Now in the last portion of our trip, we have been visiting a school a few days a week to give them lessons in health promotion and to do a photo voice project. The children in this school have been selected for a variety of reasons to attend this somewhat smaller primary school, with about 300 students who attend in the mornings and afternoons. Parents often prefer for their children to attend this school, which we were told gives preference to students from a disadvantaged background. This preference is often for the individual attention that students are given; many primary schools in the area have over 1000 students, who attend in morning and afternoon sessions. Here, the director knows all students by name.
This sort of attention can be critical for children, especially since school is only compulsory until the 6th grade in Costa Rica, and primary school may be the only formal education that many citizens complete. Additionally, since this school serves a border town between Costa Rica and Nicaragua, they receive many complicated trans-border issues like undocumented families, and health problems that are not covered by the Costa Rican healthcare system which is considered by most people to be the best in Central America.
A few laps around the school probably makes for better concentration. The teachers occasionally stopped them from playing too rough, but probably just because we were there trying to work in the school yard with a few of the students.
When we arrive right before the afternoon students begin classes, the school is absolute chaos; I have noticed that in schools in the US, they get much less time to run around and play sports. These students, on the other hand, have about an hour of play before classes even start, and have breaks between classes to blow steam. Students are lightly supervised, and often dirty their uniforms before school even begins, but I believe very strongly that exercising outside is important to a child’s development.
We are working with a few students that the teachers selected to do a photo voice project. Each student was given a disposable camera to take photos of the important things in their life, and in the life around them. Later, we printed the photos, and brought them back to the students to talk about the significance behind each photo. These images came out great and the students seemed to have enjoyed the process. The maturity and ability to execute this project surprised me, although I think that the process should change in the future to take advantage of the familiarity that this new generation of youth have with digital photography. Some of them were so accustomed to taking photos with their own cellphones that they were simultaneously telling us about photos they had taken with our disposable cameras and pulling out their own devices to show us other special experiences in their lives.
Students gathering around while we discussed captions and experiences taking photos.

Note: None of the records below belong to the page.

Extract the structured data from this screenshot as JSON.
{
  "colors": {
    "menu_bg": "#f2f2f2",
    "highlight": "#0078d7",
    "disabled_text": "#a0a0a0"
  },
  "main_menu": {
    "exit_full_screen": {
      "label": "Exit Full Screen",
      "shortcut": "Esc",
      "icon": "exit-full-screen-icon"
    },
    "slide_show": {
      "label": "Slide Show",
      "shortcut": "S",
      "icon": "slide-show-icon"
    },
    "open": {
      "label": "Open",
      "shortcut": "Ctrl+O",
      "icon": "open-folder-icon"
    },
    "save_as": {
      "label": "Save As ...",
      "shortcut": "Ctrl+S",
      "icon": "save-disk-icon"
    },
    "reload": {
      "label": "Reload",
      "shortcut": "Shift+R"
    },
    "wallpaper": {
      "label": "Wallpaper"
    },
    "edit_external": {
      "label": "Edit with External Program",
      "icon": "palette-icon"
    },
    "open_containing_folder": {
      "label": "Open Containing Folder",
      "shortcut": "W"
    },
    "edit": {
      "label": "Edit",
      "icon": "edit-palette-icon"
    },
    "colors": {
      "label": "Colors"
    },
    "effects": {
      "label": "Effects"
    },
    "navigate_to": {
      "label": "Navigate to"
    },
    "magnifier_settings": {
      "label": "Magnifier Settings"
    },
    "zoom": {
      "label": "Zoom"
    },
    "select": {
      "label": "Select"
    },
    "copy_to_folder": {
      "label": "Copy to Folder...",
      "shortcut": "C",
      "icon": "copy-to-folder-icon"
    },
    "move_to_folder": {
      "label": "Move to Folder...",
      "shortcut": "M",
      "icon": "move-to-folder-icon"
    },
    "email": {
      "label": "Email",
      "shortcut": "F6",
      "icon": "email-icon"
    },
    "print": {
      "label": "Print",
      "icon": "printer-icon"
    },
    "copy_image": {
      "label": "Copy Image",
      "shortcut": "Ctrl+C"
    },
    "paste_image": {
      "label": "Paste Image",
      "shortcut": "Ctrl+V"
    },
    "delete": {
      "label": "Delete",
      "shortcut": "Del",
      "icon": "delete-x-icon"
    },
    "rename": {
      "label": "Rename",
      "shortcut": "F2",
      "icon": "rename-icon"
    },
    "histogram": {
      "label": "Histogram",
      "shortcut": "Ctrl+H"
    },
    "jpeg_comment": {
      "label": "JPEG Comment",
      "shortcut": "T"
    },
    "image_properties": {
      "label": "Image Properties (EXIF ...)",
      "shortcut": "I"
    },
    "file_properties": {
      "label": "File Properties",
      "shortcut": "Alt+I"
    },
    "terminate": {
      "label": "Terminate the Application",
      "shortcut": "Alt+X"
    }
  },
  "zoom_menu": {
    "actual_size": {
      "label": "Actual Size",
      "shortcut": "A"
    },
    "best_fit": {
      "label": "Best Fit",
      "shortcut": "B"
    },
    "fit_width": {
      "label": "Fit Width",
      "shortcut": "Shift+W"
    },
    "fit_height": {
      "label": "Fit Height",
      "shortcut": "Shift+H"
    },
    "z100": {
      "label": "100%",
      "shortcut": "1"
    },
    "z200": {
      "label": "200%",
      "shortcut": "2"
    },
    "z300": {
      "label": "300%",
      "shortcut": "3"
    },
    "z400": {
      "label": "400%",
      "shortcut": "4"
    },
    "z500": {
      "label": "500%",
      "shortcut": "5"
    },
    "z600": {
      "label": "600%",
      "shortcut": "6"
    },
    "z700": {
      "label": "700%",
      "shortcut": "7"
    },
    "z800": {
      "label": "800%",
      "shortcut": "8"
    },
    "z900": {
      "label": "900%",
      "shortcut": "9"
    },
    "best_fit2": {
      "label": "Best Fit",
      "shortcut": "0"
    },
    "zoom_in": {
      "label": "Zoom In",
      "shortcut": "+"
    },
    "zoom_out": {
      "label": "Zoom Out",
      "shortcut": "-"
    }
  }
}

While we were working with the students, others crowded around to make comments on their work and were interested in the hard copies of photos that we have around. Luckily, we were able to follow through as planned and present the students with their hard copies of the photos at the end as a keepsake. In the digital age, few children knew what negatives were! It was fun to explain to eager children how they worked and how they were the old way that people made copies of photos. Few places in the area we are now are able to use them, which was an unforeseen complication!
A lesson in using negatives, which I hadn’t seen in a very long time!
Many took photos of people working around the region and demonstrated their respect for a good work ethic. Another student took mostly photos of the environment around him: trees, flowers, sloths, and agricultural workers all made their way into the set of photos. He talked later about the importance of conservation, which is a common sentiment in Costa Rica that is often hard to encounter in the United States. Many of them took photos of their pets, which are plentiful in the area. Although it is only in middle class homes that pets are allowed into the home, many families have dogs and cats that wander around and are taken care of by various neighbors. I surprisingly do not find myself afraid of dogs wandering around here, because most are so friendly. Over the course of our visit many families were recipients of new puppies and kittens!
On the last day that we went to the school, Costa Rica had a match in the world cup. Since it’s impossible to get children to concentrate while they are so excited, and the sport is so important to the country that the president actually announced that all workers are to be given off two hours to watch every match with Costa Rica in the world cup, they had set up a projector so that the whole school could watch the game together. An important sentiment that struck me is the ability to pause the normal schedule for something so important to the unity of the community and country. I’m sure that these create amazing memories for children as they socialize in school—plus, Costa Rica won!
To hear more about the Costa Rica public health study abroad program through Temple University, visit our blog!